Definition of cinching a shot

When complete focus allows you to execute quality billiards play with simplicity and seeming ease.

24 Random Essential Billiards Terms

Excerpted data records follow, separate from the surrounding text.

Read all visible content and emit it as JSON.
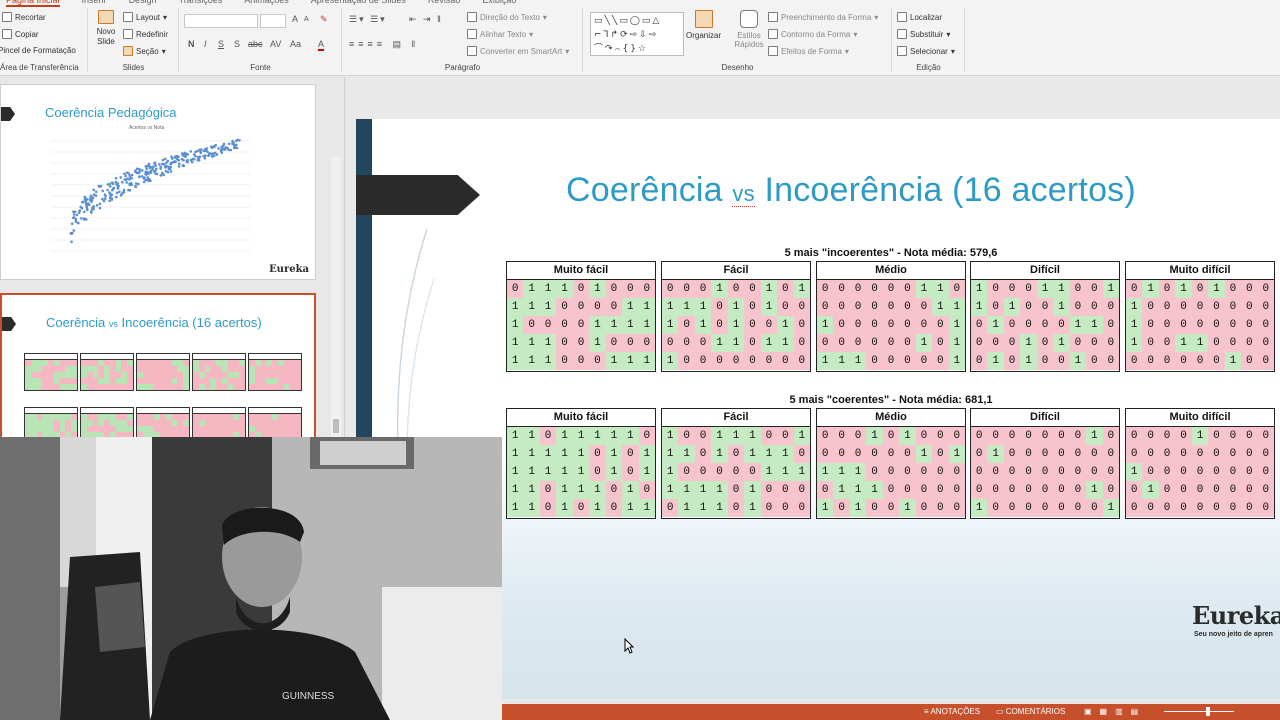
{
  "ribbon": {
    "tabs": [
      "Página Inicial",
      "Inserir",
      "Design",
      "Transições",
      "Animações",
      "Apresentação de Slides",
      "Revisão",
      "Exibição"
    ],
    "clipboard": {
      "recortar": "Recortar",
      "copiar": "Copiar",
      "pincel": "Pincel de Formatação",
      "label": "Área de Transferência"
    },
    "slides": {
      "novo_slide": "Novo Slide",
      "layout": "Layout",
      "redefinir": "Redefinir",
      "secao": "Seção",
      "label": "Slides"
    },
    "fonte": {
      "label": "Fonte",
      "bold": "N",
      "italic": "I",
      "underline": "S",
      "strike": "S",
      "abc": "abc",
      "spacing": "AV",
      "size_up": "A",
      "size_down": "A",
      "case": "Aa",
      "color": "A"
    },
    "paragrafo": {
      "label": "Parágrafo",
      "direcao": "Direção do Texto",
      "alinhar": "Alinhar Texto",
      "smartart": "Converter em SmartArt"
    },
    "desenho": {
      "label": "Desenho",
      "organizar": "Organizar",
      "estilos": "Estilos Rápidos",
      "preenchimento": "Preenchimento da Forma",
      "contorno": "Contorno da Forma",
      "efeitos": "Efeitos de Forma"
    },
    "edicao": {
      "label": "Edição",
      "localizar": "Localizar",
      "substituir": "Substituir",
      "selecionar": "Selecionar"
    }
  },
  "thumbnails": {
    "slide1": {
      "title": "Coerência Pedagógica",
      "subtitle": "Acertos vs Nota",
      "logo": "Eureka"
    },
    "slide2": {
      "title_pre": "Coerência ",
      "title_vs": "vs",
      "title_post": " Incoerência (16 acertos)"
    }
  },
  "slide": {
    "title_pre": "Coerência ",
    "title_vs": "vs",
    "title_post": " Incoerência (16 acertos)",
    "section1": "5 mais \"incoerentes\" - Nota média: 579,6",
    "section2": "5 mais \"coerentes\" - Nota média: 681,1",
    "logo": "Eureka",
    "slogan": "Seu novo jeito de apren",
    "categories": [
      "Muito fácil",
      "Fácil",
      "Médio",
      "Difícil",
      "Muito difícil"
    ]
  },
  "grids": {
    "incoerentes": [
      [
        "011101000",
        "111000011",
        "100001111",
        "111001000",
        "111000111"
      ],
      [
        "000100101",
        "111010100",
        "101010010",
        "000110110",
        "100000000"
      ],
      [
        "000000110",
        "000000011",
        "100000001",
        "000000101",
        "111000001"
      ],
      [
        "100011001",
        "101001000",
        "010000110",
        "000101000",
        "010100100"
      ],
      [
        "010101000",
        "100000000",
        "100000000",
        "100110000",
        "000000100"
      ]
    ],
    "coerentes": [
      [
        "110111110",
        "111110101",
        "111110101",
        "110111010",
        "110101011"
      ],
      [
        "100111001",
        "110101110",
        "100000111",
        "111101000",
        "011101000"
      ],
      [
        "000101000",
        "000000101",
        "111000000",
        "011100000",
        "101001000"
      ],
      [
        "000000010",
        "010000000",
        "000000000",
        "000000010",
        "100000001"
      ],
      [
        "000010000",
        "000000000",
        "100000000",
        "010000000",
        "000000000"
      ]
    ]
  },
  "status": {
    "anotacoes": "ANOTAÇÕES",
    "comentarios": "COMENTÁRIOS"
  }
}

This is the act of looking over the stack, pile of balls in the middle of the table, to see if there are any opportunities in the game of one pocket.
Also lows, low, low ones. In eight-ball, to be shooting the solid suit (group) of balls (1 through 7); "you're low, remember", "you're low balls" or "I've got the lows." Compare solids, reds, little, spots, dots, unders; contrast high.
In snooker, the colour ball worth 5 points, whose spot is at the center of the table.
This describes a player who is not particular good at completing long shots. They may have other skills that help them in the game of one pocket pool, but when faced with long shots; their execution is less than perfect.
A joint type in which the butt and shaft screw together in a tight lock, resulting in a better shot with more hitting power.
Chiefly British: Same as shark (senses 1, 2). The term appears in lyrics from The Mikado (1884) in relation to billiards, and developed from sharper (in use by at least 1681, but now obsolete) meaning "hustler" but not specific to billiards.
The tip of your cue is the smallest but most important piece on all of the stick. Ranging between 12 mm and 14 mm depending on the taper of you shaft, the average and most common tip size is 13 mm. The tip is usually made from treated and compressed leather and is attached at the top of your cue by screw or glue to the ferrule. There are variances in cue tip resistance from soft to hard. The softer offering more chalk retention, and the harder offering more longevity and power transferred through your shot (the hardest, phenolic tips are often used on the break). Because the surface of the tip is beveled it offers you control on the spin and direction of the cue ball in your shot. To keep this control, it is important to scuff up the surface of your cue a little so as to enhance the chalk retention potential. In addition to keeping you tip chalked, you want avoid it mushrooming over the ends of the ferrule after too many impacts without refinement. To much use, and not enough care with proper tools can hinder your ability to master the control from your cue tip to your shot.
To bungle a shot in a manner that leaves the table in such a fortuitous position for the opponent that there is a strong likelihood of losing the game or match. Contrast sell out.
This is what is brought to the table if you are playing at your best potential.
Also known as a "Dirty Defense" or "Dirty Foul". To intentionally miss a shot (that results in a foul) in order to create a position for the cue ball that makes it hard for the other player to execute their shot. Not to be confused with a "Safety", since a safety is a legal hit.
This is to direct the cue ball by barely contacting an object ball.
A player who was playing very well but suddenly starts playing badly. e.g. "He was making everything on every shot, then lost his stroke and couldn't hit anything, costing him the match."
Same as gutter table. A table with a ball return system, as opposed to a drop pocket table.
English Amateur Billiards Association. The EABA is the governing body of amateur billiards in England, and as such is responsible for organizing various tournaments and events.
(Chiefly British) Said of an object ball that can easily be reached by the cue ball, or of a pocket that can easily be reached by a selected object ball, usually directly (i.e. without intervening kick, bank, carom, kiss or combination shots).
A successful attempt to get out of a snooker.
This is the final object ball you need to pocket in order to win a game of one pocket.
Also known as back spin, a type of spin applied to the cue ball by hitting it below its equator, causing it to spin backwards even as it slides forward on the cloth. Back spin slows the cue ball down, reduces its travel, and narrows both the carom angle after contact with an object ball, and angle of reflection off a cushion. There are several variant terms for this, including "bottom" and "bottom spin" in the US and "screw" in the UK. Draw is thought to be the first spin technique understood by billiards players prior to the introduction of leather tips, and was in use by the 1790s.
This is the ball that sits in the front, or apex, position in the rack.
To enter the loser bracket in a double elimination tournament, or otherwise slip in standing in other tournament formats (i.e., to lose a game/frame/round/match, but still remain in the competition).
During a set if the opponent does not win a single game, they are said to have been skunked.
Verb form: to shoot. The use of the cue to perform or attempt to perform a particular motion of balls on the table, such as to pocket (pot) an object ball, to achieve a successful carom (cannon), or to play a safety.
The inside walls of a pocket billiards table's pockets.
See two-shot carry.